> TASK DESCRIPTION: Look through the entries below for the string "bonnyrebecca", and copy each line where it is found.

> DATA SUPPLIED:
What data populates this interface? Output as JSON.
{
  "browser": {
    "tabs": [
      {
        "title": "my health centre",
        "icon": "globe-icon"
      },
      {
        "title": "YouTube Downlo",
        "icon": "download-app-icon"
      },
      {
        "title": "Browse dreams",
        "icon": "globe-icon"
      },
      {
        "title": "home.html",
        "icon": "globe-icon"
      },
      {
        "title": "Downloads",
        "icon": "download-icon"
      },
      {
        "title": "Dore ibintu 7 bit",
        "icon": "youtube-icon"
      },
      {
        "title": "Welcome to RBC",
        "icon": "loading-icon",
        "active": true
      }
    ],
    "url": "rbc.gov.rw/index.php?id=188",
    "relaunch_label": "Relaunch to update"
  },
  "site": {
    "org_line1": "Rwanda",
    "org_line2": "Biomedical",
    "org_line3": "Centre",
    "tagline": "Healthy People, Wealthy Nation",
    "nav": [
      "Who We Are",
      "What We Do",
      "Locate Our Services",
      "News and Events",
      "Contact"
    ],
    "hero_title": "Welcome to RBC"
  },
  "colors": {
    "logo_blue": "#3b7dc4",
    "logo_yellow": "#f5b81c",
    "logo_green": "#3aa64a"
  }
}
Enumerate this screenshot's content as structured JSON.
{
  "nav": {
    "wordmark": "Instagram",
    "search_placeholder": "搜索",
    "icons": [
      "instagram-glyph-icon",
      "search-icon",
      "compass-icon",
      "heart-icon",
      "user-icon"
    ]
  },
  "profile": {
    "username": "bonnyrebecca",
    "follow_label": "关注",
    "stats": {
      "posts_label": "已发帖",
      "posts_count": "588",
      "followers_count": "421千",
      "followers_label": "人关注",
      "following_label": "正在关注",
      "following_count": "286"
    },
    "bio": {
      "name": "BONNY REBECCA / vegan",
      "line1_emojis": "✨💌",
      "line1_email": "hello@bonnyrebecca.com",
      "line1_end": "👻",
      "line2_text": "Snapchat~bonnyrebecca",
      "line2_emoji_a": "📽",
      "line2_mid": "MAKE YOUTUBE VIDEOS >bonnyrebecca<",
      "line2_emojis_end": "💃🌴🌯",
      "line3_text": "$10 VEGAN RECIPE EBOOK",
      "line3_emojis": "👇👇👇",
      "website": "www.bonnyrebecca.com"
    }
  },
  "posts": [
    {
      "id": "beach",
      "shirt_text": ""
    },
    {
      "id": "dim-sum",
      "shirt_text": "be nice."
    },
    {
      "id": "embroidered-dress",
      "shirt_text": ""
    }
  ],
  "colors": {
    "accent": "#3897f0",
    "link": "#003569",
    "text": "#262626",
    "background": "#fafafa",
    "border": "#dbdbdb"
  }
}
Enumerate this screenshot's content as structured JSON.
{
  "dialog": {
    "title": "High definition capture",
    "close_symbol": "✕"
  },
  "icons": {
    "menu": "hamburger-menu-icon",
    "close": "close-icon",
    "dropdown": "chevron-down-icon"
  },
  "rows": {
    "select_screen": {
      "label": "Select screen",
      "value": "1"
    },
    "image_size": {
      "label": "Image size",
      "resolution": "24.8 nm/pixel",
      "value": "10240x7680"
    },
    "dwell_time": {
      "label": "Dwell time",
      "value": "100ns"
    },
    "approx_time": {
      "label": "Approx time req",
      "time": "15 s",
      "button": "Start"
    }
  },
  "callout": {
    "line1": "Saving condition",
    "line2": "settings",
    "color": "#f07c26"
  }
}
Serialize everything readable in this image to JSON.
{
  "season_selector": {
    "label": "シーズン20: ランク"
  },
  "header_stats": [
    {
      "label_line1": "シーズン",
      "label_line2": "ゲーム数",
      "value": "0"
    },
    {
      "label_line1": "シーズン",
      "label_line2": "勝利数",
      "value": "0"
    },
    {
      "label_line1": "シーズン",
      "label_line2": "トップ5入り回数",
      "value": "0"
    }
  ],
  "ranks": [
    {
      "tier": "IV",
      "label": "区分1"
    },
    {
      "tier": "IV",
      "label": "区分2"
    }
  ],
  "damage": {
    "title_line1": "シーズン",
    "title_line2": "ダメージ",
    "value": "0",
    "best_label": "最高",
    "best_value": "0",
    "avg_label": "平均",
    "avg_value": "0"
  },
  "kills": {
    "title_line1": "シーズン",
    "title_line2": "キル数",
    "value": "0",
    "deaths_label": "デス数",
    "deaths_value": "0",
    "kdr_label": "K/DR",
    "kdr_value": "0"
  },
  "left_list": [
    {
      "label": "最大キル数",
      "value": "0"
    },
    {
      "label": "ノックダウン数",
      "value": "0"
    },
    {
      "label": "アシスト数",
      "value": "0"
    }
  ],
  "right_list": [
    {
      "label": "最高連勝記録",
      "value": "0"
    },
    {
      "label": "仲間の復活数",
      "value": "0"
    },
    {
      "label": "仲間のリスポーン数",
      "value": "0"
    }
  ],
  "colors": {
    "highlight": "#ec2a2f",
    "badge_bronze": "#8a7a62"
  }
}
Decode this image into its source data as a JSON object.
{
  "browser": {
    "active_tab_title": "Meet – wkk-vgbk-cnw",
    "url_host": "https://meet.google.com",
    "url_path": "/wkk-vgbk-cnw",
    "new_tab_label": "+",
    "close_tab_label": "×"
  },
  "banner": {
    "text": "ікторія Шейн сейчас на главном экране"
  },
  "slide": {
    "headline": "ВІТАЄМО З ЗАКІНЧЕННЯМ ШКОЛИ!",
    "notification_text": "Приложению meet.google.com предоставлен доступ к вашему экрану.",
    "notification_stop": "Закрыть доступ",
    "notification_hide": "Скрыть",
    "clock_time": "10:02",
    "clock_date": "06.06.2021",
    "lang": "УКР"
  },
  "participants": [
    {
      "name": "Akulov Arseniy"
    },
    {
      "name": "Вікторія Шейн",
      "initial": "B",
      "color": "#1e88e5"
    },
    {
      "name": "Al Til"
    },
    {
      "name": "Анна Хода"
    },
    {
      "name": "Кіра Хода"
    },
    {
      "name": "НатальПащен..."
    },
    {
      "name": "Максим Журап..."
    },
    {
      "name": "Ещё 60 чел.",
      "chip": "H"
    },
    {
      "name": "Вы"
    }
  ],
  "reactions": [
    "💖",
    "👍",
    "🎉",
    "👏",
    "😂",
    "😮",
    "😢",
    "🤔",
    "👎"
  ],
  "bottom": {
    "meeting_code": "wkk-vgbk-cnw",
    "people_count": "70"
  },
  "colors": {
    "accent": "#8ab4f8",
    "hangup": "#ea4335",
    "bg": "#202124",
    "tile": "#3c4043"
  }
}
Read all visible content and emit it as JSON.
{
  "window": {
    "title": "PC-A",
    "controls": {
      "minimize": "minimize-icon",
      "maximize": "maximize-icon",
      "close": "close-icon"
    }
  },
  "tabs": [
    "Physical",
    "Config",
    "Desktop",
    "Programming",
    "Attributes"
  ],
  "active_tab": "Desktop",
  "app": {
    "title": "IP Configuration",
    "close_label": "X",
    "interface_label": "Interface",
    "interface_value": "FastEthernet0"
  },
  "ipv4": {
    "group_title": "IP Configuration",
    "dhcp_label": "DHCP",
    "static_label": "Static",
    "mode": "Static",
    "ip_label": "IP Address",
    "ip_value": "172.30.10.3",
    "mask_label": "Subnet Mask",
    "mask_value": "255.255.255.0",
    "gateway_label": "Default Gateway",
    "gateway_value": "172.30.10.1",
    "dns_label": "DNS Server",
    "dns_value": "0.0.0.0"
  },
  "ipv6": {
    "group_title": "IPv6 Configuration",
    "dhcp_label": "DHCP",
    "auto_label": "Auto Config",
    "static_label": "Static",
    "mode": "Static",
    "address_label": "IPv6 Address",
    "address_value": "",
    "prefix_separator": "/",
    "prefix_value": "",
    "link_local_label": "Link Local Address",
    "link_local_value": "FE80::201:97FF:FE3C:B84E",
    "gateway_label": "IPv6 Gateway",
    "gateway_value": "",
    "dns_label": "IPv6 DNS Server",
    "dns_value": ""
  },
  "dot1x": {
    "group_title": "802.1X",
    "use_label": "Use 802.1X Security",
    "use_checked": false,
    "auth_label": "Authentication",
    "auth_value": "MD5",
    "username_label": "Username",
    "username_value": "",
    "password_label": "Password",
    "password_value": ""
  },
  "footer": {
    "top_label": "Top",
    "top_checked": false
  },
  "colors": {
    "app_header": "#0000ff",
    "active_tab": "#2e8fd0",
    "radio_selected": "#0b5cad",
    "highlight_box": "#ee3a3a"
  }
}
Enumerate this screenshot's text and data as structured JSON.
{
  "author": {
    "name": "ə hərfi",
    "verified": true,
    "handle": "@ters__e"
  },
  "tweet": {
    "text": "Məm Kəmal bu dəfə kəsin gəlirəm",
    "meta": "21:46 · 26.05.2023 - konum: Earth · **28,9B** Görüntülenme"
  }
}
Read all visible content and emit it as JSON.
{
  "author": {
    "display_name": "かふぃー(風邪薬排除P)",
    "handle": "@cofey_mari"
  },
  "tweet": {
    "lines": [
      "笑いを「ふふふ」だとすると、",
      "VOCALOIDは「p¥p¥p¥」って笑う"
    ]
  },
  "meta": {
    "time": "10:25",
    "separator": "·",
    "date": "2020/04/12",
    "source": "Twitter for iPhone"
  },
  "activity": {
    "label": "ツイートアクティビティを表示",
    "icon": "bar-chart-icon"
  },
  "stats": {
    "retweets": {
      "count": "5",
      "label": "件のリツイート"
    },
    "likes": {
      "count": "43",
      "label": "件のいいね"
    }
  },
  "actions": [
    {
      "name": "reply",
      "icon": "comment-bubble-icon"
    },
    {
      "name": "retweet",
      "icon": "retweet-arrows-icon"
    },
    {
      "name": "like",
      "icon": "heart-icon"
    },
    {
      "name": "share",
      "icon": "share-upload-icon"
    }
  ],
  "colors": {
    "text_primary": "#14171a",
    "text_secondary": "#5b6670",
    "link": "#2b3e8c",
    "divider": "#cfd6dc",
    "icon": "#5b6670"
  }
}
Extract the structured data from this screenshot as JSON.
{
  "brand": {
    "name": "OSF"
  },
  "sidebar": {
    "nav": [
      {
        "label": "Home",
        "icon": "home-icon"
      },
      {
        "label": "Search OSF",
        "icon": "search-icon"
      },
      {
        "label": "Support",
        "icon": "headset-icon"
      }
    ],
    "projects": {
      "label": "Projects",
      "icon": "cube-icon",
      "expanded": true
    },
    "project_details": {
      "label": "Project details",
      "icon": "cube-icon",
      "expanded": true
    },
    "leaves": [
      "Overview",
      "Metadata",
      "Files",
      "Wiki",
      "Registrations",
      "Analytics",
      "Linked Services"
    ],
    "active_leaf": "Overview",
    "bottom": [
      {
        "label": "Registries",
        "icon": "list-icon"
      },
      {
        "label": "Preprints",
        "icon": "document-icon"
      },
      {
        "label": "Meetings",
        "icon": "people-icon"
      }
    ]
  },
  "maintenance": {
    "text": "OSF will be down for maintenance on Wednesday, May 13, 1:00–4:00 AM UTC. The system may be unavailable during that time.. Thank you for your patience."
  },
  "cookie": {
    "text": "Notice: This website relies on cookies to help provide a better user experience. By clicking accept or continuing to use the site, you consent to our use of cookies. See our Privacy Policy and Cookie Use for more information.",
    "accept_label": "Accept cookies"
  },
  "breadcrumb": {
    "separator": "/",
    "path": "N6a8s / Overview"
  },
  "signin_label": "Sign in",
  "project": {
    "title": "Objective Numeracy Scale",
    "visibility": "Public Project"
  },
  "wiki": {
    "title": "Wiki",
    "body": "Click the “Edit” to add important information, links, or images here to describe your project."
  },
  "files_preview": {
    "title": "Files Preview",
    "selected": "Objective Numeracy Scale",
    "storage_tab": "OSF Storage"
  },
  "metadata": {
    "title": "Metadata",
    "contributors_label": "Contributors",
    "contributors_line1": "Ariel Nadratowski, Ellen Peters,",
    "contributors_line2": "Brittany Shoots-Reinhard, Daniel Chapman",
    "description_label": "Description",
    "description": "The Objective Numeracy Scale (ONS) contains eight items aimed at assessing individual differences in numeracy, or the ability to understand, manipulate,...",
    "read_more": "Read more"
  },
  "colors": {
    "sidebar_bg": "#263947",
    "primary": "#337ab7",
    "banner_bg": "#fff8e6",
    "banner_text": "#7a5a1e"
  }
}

> REPLY TO THE TASK:
    "username": "bonnyrebecca",
      "line1_email": "hello@bonnyrebecca.com",
      "line2_text": "Snapchat~bonnyrebecca",
      "line2_mid": "MAKE YOUTUBE VIDEOS >bonnyrebecca<",
      "website": "www.bonnyrebecca.com"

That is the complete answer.